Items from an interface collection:
+++

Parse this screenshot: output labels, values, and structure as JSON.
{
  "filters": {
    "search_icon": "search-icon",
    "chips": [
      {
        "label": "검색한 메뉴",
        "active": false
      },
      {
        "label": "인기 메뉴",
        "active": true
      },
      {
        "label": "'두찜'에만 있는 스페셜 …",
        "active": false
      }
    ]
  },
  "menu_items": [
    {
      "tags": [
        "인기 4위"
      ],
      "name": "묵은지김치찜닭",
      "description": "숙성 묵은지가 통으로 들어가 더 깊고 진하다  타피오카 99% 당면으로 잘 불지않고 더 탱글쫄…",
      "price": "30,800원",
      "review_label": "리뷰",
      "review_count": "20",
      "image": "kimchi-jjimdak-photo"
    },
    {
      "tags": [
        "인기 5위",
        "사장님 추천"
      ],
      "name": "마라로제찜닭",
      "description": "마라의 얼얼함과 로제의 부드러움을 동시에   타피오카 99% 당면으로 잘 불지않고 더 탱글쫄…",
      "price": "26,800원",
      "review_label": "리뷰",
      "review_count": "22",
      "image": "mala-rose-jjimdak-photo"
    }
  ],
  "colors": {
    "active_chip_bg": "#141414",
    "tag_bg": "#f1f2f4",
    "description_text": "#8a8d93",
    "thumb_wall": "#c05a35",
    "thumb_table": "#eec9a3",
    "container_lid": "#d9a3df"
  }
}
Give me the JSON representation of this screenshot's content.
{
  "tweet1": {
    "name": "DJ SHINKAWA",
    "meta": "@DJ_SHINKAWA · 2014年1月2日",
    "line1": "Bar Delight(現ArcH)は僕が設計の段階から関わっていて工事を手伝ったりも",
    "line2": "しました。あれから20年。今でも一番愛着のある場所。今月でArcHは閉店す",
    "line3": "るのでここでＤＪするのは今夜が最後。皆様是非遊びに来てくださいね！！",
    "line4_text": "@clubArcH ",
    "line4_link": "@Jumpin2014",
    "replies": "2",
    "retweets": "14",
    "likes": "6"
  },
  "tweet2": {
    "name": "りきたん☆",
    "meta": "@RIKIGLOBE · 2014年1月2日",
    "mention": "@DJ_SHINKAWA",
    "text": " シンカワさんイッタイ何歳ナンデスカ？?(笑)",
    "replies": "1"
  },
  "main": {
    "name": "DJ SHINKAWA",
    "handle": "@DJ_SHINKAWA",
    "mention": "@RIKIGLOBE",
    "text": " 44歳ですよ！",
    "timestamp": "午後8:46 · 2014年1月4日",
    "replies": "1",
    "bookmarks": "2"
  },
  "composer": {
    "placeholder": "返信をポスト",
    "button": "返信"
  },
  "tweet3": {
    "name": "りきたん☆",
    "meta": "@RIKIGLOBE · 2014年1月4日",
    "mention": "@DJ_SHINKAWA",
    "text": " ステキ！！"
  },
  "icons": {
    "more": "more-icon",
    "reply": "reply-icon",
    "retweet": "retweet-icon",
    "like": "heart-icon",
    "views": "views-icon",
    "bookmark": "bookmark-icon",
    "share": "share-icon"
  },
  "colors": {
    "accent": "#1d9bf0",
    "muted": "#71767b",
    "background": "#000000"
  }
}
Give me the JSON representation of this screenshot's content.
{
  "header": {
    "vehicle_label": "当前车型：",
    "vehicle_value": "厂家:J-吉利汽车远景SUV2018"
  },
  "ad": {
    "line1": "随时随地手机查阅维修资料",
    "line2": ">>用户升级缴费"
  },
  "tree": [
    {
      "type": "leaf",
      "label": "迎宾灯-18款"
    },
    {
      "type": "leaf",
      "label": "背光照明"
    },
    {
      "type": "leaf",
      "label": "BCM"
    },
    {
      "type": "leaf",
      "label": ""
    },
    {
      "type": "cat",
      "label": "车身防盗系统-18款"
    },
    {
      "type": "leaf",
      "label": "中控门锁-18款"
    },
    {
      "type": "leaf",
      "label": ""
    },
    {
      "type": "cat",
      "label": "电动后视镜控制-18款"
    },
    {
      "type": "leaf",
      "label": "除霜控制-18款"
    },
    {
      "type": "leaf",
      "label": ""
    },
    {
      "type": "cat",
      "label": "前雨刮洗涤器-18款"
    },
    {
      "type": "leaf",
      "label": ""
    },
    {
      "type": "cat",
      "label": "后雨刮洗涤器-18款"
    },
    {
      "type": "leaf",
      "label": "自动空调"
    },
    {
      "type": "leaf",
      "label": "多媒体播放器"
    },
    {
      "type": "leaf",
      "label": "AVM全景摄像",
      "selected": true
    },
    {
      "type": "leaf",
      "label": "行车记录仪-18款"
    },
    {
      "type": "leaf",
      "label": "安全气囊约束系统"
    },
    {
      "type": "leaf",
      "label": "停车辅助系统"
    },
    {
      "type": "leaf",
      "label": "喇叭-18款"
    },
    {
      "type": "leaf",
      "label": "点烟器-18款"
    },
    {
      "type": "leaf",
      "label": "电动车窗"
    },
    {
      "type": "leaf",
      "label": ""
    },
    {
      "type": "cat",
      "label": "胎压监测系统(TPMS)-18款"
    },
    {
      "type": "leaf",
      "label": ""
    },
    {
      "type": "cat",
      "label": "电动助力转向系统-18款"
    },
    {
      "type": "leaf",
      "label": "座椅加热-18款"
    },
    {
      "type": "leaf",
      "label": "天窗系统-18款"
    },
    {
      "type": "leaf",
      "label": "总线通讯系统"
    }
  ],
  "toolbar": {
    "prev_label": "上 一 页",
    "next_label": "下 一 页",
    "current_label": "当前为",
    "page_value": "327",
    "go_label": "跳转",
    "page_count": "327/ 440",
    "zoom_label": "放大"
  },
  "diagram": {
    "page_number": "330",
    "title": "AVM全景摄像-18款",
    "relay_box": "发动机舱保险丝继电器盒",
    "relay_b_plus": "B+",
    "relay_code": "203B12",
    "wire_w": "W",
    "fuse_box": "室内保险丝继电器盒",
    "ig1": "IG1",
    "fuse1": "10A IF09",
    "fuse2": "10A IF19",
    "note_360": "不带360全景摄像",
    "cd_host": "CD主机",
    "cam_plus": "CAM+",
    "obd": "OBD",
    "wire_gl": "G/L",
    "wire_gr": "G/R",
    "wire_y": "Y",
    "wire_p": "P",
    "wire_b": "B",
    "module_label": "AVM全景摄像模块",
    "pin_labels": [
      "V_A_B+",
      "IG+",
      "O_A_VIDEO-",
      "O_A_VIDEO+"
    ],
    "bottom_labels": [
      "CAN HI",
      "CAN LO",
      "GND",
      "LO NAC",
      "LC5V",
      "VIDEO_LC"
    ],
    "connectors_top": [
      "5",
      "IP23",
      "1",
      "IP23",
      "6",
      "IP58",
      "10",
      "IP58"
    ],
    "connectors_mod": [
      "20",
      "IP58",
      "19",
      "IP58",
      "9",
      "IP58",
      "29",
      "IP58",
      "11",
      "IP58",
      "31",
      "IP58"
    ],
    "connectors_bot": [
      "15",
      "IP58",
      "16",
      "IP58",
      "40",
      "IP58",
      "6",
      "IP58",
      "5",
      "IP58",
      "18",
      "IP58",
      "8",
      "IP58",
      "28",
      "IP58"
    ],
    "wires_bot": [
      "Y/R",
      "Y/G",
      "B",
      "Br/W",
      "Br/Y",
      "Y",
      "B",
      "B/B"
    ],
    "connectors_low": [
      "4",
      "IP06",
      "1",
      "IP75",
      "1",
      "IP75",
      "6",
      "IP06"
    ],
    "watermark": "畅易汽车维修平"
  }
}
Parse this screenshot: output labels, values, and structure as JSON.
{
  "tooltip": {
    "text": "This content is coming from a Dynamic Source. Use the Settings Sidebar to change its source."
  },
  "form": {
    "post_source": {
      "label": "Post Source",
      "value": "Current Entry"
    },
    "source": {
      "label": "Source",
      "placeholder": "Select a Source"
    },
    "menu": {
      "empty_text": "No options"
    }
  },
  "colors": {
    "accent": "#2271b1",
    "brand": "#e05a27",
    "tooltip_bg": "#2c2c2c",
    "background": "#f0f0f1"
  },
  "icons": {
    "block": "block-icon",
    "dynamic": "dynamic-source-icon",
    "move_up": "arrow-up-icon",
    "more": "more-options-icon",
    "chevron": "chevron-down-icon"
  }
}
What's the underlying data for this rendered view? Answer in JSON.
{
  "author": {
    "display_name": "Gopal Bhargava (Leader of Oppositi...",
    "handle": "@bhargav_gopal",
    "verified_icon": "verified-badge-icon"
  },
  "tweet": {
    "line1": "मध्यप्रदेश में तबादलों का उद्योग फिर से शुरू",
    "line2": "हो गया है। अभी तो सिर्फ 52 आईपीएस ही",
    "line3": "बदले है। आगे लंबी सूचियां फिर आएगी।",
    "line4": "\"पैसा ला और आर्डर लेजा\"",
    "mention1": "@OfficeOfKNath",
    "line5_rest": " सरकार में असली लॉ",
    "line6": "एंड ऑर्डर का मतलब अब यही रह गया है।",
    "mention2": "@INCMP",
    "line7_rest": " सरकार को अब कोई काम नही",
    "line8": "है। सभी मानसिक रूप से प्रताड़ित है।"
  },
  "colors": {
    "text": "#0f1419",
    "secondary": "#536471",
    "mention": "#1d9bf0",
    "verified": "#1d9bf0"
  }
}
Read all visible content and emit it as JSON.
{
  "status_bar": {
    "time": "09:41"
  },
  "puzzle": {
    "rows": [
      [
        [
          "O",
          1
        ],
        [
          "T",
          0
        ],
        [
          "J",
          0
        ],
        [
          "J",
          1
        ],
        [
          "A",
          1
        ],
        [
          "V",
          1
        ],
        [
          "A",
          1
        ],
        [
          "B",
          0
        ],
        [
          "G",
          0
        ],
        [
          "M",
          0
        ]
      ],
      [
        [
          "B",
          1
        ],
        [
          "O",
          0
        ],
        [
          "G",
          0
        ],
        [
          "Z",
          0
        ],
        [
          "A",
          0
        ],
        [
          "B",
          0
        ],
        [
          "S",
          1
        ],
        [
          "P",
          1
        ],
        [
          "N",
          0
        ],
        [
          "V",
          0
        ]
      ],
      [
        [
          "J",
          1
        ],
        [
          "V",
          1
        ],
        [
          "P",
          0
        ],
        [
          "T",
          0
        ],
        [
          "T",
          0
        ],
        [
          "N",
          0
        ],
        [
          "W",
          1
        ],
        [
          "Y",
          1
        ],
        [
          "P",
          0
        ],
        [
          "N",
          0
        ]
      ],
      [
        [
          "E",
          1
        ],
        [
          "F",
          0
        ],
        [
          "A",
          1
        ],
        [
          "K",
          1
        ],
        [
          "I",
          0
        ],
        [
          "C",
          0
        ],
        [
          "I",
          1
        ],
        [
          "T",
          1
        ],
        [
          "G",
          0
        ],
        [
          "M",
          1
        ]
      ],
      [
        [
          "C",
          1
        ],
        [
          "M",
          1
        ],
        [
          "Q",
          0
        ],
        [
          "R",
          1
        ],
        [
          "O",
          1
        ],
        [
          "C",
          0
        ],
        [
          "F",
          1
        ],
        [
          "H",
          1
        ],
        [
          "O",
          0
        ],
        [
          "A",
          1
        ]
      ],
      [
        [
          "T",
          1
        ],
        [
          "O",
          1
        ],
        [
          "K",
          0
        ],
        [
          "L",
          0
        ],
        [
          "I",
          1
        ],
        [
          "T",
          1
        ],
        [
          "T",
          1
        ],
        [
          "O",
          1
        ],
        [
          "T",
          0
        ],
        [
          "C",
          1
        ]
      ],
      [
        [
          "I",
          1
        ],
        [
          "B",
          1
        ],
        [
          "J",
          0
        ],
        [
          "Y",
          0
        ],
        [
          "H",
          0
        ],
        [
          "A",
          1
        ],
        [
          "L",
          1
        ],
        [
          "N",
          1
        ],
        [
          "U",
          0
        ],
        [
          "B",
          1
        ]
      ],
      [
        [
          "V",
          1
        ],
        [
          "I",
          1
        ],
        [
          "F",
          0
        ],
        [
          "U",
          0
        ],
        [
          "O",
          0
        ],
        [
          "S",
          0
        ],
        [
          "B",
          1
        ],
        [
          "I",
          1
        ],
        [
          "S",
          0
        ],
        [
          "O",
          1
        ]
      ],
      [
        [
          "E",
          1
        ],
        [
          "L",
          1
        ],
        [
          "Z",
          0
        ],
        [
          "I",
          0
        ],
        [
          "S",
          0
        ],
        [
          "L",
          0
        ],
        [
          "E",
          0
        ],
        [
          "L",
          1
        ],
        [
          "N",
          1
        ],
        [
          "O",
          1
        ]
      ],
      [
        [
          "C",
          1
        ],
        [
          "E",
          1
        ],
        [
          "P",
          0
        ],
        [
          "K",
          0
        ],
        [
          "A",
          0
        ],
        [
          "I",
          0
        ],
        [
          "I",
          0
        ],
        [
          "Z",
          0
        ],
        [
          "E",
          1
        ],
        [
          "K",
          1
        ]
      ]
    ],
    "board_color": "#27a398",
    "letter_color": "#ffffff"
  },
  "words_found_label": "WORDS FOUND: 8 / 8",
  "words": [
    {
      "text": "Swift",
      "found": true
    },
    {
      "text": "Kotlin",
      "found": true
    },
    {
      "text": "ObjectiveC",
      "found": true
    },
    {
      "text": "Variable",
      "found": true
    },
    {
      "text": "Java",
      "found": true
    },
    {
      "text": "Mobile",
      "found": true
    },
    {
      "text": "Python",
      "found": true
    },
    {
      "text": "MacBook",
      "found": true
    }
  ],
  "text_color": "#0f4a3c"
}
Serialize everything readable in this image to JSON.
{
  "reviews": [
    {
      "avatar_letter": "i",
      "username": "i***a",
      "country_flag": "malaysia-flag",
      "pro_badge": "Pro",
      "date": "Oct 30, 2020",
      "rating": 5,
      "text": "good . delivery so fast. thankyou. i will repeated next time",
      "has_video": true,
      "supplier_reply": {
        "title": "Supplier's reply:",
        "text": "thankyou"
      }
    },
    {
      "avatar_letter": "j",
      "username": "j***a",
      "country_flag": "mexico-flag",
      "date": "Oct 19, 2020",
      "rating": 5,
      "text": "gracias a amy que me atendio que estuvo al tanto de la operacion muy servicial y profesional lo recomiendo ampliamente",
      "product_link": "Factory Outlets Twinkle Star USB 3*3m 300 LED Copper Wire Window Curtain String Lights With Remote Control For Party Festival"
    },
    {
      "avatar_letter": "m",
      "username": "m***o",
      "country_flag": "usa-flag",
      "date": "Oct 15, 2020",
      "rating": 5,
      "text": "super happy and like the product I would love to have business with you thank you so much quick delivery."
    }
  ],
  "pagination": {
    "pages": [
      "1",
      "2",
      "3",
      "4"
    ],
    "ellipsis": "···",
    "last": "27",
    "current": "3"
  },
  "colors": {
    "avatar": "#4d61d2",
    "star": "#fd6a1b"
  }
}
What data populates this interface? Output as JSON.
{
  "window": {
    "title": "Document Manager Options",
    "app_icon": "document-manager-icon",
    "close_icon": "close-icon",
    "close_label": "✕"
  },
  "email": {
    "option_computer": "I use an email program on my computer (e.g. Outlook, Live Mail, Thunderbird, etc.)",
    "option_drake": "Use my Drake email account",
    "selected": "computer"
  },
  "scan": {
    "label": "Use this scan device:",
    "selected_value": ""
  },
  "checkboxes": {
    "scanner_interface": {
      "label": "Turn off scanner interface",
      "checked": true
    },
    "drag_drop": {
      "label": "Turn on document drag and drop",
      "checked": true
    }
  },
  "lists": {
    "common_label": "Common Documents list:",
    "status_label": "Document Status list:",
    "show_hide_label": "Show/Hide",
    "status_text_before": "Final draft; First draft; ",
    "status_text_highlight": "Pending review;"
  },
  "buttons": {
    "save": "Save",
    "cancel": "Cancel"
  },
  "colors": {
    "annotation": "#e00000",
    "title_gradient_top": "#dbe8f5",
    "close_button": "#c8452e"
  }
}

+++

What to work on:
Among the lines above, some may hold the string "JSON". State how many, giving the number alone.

Task response:
8